*** Opening Recorded information ***

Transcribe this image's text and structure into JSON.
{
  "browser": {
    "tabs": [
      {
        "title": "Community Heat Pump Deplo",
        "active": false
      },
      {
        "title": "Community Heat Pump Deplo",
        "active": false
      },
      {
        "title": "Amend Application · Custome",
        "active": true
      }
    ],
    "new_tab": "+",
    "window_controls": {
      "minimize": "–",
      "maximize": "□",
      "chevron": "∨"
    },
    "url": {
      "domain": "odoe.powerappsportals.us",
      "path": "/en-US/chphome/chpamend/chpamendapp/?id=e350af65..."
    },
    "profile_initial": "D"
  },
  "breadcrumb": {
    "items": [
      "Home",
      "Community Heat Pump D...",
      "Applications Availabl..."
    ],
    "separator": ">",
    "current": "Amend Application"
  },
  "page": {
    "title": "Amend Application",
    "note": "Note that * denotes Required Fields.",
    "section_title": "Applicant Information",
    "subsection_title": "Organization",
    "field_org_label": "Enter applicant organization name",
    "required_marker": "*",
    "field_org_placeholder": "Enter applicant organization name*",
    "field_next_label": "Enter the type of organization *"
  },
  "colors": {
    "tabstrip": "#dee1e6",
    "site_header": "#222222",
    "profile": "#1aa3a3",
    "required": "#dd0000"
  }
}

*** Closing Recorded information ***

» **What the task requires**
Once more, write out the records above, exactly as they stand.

» **Exercise answer**
Transcribe this image's text and structure into JSON.
{
  "browser": {
    "tabs": [
      {
        "title": "Community Heat Pump Deplo",
        "active": false
      },
      {
        "title": "Community Heat Pump Deplo",
        "active": false
      },
      {
        "title": "Amend Application · Custome",
        "active": true
      }
    ],
    "new_tab": "+",
    "window_controls": {
      "minimize": "–",
      "maximize": "□",
      "chevron": "∨"
    },
    "url": {
      "domain": "odoe.powerappsportals.us",
      "path": "/en-US/chphome/chpamend/chpamendapp/?id=e350af65..."
    },
    "profile_initial": "D"
  },
  "breadcrumb": {
    "items": [
      "Home",
      "Community Heat Pump D...",
      "Applications Availabl..."
    ],
    "separator": ">",
    "current": "Amend Application"
  },
  "page": {
    "title": "Amend Application",
    "note": "Note that * denotes Required Fields.",
    "section_title": "Applicant Information",
    "subsection_title": "Organization",
    "field_org_label": "Enter applicant organization name",
    "required_marker": "*",
    "field_org_placeholder": "Enter applicant organization name*",
    "field_next_label": "Enter the type of organization *"
  },
  "colors": {
    "tabstrip": "#dee1e6",
    "site_header": "#222222",
    "profile": "#1aa3a3",
    "required": "#dd0000"
  }
}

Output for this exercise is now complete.